Health and Safety
Be aware that crime exists in Guatemala. Pickpockets and purse snatchers are a common hazard in Guatemala City and in central markets. As drug trafficking and gang activity increase in Guatemala, violent crime is on the rise. You can improve your personal security by always traveling in a group. It is not recommended to travel alone in Guatemala City. Antigua night life and restaurants are excellent, but we strongly recommend that you stay together in groups. To minimize your exposure to theft, always stay with a group, even when traveling by tuk-tuk (a local three wheeled taxi).
Review your immunizations and health history with your doctor. Confirm that your immunizations are up-to-date. Travel to Guatemala does not require additional inoculations/medications; however the following immunizations are recommended for travel to Central America:
- Hepatitis A (two vaccines, six months apart), or Immune Globulin (IG)
- Hepatitis B, particularly if you expect to be exposed to blood
- Rabies, especially if traveling to rural areas
- Booster doses for tetanus-diphtheria and measles
Mosquitoes in Guatemala are infected with Zika virus and travellers should take precautions to prevent mosquito bites.
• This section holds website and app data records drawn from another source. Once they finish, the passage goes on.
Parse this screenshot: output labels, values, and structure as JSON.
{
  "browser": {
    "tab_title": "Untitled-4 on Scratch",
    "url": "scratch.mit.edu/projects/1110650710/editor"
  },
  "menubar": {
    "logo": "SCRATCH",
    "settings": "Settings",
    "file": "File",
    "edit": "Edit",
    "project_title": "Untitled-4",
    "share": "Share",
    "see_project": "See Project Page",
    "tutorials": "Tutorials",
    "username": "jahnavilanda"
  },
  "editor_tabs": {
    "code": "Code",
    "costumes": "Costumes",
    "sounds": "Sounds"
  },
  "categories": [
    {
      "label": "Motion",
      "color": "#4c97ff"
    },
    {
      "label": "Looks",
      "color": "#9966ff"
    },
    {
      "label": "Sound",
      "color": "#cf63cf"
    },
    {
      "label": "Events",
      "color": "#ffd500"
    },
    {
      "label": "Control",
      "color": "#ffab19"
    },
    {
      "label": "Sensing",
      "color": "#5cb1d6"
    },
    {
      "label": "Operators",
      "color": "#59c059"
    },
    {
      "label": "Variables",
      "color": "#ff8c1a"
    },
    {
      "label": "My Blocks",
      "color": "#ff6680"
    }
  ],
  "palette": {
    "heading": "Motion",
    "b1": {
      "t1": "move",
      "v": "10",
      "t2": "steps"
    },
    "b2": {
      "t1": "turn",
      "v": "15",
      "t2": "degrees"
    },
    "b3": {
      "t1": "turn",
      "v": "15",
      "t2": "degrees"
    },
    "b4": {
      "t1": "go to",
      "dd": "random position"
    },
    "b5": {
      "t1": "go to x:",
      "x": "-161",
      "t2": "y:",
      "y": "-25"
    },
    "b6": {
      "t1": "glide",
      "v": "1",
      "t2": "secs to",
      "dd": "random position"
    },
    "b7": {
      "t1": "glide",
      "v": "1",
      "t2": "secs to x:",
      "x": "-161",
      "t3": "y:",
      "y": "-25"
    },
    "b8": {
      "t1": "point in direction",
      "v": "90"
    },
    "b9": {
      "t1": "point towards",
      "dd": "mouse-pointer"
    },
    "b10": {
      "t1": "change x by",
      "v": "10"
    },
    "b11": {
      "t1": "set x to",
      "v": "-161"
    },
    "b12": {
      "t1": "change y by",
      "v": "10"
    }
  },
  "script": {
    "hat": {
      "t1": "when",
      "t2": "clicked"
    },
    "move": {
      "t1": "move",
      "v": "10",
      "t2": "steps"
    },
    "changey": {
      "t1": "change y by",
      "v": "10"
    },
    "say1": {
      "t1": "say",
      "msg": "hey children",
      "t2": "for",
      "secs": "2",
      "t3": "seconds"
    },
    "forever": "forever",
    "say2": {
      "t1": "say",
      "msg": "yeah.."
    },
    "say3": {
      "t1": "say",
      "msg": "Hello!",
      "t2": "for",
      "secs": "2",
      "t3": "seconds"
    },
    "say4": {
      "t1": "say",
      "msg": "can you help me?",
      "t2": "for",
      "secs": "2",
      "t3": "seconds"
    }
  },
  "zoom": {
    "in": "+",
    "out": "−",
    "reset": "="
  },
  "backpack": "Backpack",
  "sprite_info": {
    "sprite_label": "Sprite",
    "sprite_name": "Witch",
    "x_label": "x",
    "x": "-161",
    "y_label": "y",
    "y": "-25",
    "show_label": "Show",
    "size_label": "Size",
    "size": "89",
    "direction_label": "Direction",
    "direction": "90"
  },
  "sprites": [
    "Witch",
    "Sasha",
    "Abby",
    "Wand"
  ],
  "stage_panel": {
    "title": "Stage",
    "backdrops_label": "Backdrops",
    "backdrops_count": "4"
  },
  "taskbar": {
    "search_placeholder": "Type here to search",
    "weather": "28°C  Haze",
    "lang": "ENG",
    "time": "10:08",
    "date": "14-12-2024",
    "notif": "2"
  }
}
Some volunteer participants opt to take malarial prophylaxis. Although malaria is uncommon in the Zacapa region, it is always a possibility in Guatemala City or Antigua. Consult your physician or an infectious disease specialist to determine whether malarial prophylaxis is advisable for you.
The US Centers for Disease Control and Prevention (CDC) is an excellent source of information for travelers. The CDC's comprehensive booklet, Health Information for International Travelers, provides an annual summary of disease, immunization, and general health advice. Obtain it free on the CDC website.
Students who travel abroad under this program are required to enroll in GeoBlue for Students that provides international health insurance, emergency medical, political, and natural disaster evacuation. Northwestern University has contracted with GeoBlue to provide worldwide assistance and evacuation services for all students and employees who travel outside the United States to study or conduct University business. Registration is mandatory for all participants. Enroll in GeoBlue.
**You are required to email the GeoBlue enrollment confirmation to your NUPOC-ROMP Trip Liaison.
GeoBlue provides medical, political and natural disaster evacuation for enrollees studying abroad. The GeoBlue telephone number is +1-610-254-8771. Please note that the primary responsibility for your health and well-being rests with you.
Refer to our emergency contacts information related to the international service program.
NUPOC students volunteer at the Kevin O'Halloran Rehabilitation Clinic in Zacapa, Guatemala.